- Aim of the exercise: Write out each record again exactly as it stands.

[Page and application data records]
+-------+

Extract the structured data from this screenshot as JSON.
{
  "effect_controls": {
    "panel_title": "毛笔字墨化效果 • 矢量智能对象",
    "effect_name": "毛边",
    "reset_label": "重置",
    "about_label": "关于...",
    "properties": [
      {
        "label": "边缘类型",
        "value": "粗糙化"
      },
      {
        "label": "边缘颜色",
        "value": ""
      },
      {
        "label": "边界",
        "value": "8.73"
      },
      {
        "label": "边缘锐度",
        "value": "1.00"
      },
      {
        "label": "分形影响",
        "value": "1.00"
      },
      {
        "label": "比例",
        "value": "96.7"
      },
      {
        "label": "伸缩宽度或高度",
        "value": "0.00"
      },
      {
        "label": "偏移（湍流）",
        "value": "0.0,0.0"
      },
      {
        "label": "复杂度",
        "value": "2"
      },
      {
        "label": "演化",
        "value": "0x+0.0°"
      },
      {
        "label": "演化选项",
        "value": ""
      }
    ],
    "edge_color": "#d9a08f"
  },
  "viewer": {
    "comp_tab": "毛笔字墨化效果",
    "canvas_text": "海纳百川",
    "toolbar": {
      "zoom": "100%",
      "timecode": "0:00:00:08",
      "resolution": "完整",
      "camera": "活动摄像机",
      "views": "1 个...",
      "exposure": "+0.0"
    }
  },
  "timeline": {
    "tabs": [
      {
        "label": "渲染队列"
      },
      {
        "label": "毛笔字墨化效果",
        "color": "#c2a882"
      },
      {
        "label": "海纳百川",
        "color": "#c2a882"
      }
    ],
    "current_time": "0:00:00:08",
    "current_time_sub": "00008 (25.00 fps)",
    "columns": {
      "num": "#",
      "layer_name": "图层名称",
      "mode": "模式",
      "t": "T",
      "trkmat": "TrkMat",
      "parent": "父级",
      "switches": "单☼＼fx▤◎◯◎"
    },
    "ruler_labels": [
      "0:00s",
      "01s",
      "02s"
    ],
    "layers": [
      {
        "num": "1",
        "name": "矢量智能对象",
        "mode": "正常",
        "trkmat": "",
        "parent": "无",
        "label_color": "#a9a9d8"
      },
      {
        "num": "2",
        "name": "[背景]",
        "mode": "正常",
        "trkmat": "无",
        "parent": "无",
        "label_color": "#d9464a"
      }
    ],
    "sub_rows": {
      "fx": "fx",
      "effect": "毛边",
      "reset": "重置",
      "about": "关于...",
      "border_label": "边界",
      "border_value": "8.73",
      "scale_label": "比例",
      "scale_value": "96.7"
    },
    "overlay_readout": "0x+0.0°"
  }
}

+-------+

- Response area:
Extract the structured data from this screenshot as JSON.
{
  "effect_controls": {
    "panel_title": "毛笔字墨化效果 • 矢量智能对象",
    "effect_name": "毛边",
    "reset_label": "重置",
    "about_label": "关于...",
    "properties": [
      {
        "label": "边缘类型",
        "value": "粗糙化"
      },
      {
        "label": "边缘颜色",
        "value": ""
      },
      {
        "label": "边界",
        "value": "8.73"
      },
      {
        "label": "边缘锐度",
        "value": "1.00"
      },
      {
        "label": "分形影响",
        "value": "1.00"
      },
      {
        "label": "比例",
        "value": "96.7"
      },
      {
        "label": "伸缩宽度或高度",
        "value": "0.00"
      },
      {
        "label": "偏移（湍流）",
        "value": "0.0,0.0"
      },
      {
        "label": "复杂度",
        "value": "2"
      },
      {
        "label": "演化",
        "value": "0x+0.0°"
      },
      {
        "label": "演化选项",
        "value": ""
      }
    ],
    "edge_color": "#d9a08f"
  },
  "viewer": {
    "comp_tab": "毛笔字墨化效果",
    "canvas_text": "海纳百川",
    "toolbar": {
      "zoom": "100%",
      "timecode": "0:00:00:08",
      "resolution": "完整",
      "camera": "活动摄像机",
      "views": "1 个...",
      "exposure": "+0.0"
    }
  },
  "timeline": {
    "tabs": [
      {
        "label": "渲染队列"
      },
      {
        "label": "毛笔字墨化效果",
        "color": "#c2a882"
      },
      {
        "label": "海纳百川",
        "color": "#c2a882"
      }
    ],
    "current_time": "0:00:00:08",
    "current_time_sub": "00008 (25.00 fps)",
    "columns": {
      "num": "#",
      "layer_name": "图层名称",
      "mode": "模式",
      "t": "T",
      "trkmat": "TrkMat",
      "parent": "父级",
      "switches": "单☼＼fx▤◎◯◎"
    },
    "ruler_labels": [
      "0:00s",
      "01s",
      "02s"
    ],
    "layers": [
      {
        "num": "1",
        "name": "矢量智能对象",
        "mode": "正常",
        "trkmat": "",
        "parent": "无",
        "label_color": "#a9a9d8"
      },
      {
        "num": "2",
        "name": "[背景]",
        "mode": "正常",
        "trkmat": "无",
        "parent": "无",
        "label_color": "#d9464a"
      }
    ],
    "sub_rows": {
      "fx": "fx",
      "effect": "毛边",
      "reset": "重置",
      "about": "关于...",
      "border_label": "边界",
      "border_value": "8.73",
      "scale_label": "比例",
      "scale_value": "96.7"
    },
    "overlay_readout": "0x+0.0°"
  }
}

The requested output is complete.